Page and application data records:

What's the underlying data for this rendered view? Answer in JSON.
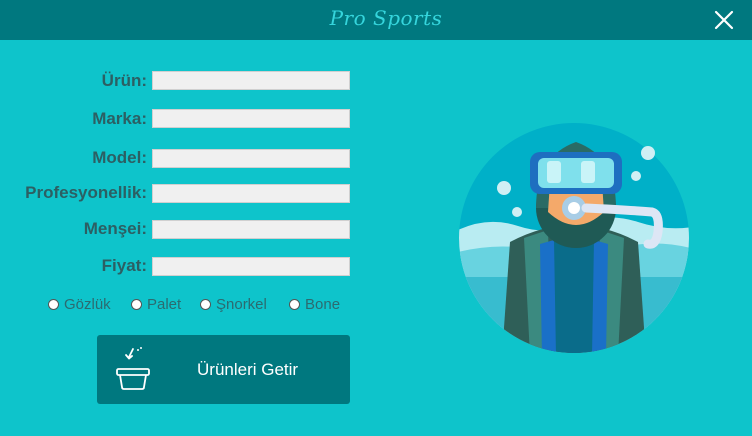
{
  "window": {
    "title": "Pro Sports"
  },
  "form": {
    "fields": [
      {
        "label": "Ürün:",
        "value": ""
      },
      {
        "label": "Marka:",
        "value": ""
      },
      {
        "label": "Model:",
        "value": ""
      },
      {
        "label": "Profesyonellik:",
        "value": ""
      },
      {
        "label": "Menşei:",
        "value": ""
      },
      {
        "label": "Fiyat:",
        "value": ""
      }
    ],
    "options": [
      {
        "label": "Gözlük",
        "selected": false
      },
      {
        "label": "Palet",
        "selected": false
      },
      {
        "label": "Şnorkel",
        "selected": false
      },
      {
        "label": "Bone",
        "selected": false
      }
    ],
    "submit_label": "Ürünleri Getir"
  },
  "icons": {
    "close": "close-icon",
    "button": "basket-arrow-icon",
    "illustration": "scuba-diver-illustration"
  },
  "colors": {
    "background": "#0ec4cb",
    "titlebar": "#00787f",
    "title_text": "#35d5dc",
    "button": "#00787f",
    "label_text": "#2c5f63"
  }
}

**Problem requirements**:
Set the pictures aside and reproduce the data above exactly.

**Answer for the task**:
What's the underlying data for this rendered view? Answer in JSON.
{
  "window": {
    "title": "Pro Sports"
  },
  "form": {
    "fields": [
      {
        "label": "Ürün:",
        "value": ""
      },
      {
        "label": "Marka:",
        "value": ""
      },
      {
        "label": "Model:",
        "value": ""
      },
      {
        "label": "Profesyonellik:",
        "value": ""
      },
      {
        "label": "Menşei:",
        "value": ""
      },
      {
        "label": "Fiyat:",
        "value": ""
      }
    ],
    "options": [
      {
        "label": "Gözlük",
        "selected": false
      },
      {
        "label": "Palet",
        "selected": false
      },
      {
        "label": "Şnorkel",
        "selected": false
      },
      {
        "label": "Bone",
        "selected": false
      }
    ],
    "submit_label": "Ürünleri Getir"
  },
  "icons": {
    "close": "close-icon",
    "button": "basket-arrow-icon",
    "illustration": "scuba-diver-illustration"
  },
  "colors": {
    "background": "#0ec4cb",
    "titlebar": "#00787f",
    "title_text": "#35d5dc",
    "button": "#00787f",
    "label_text": "#2c5f63"
  }
}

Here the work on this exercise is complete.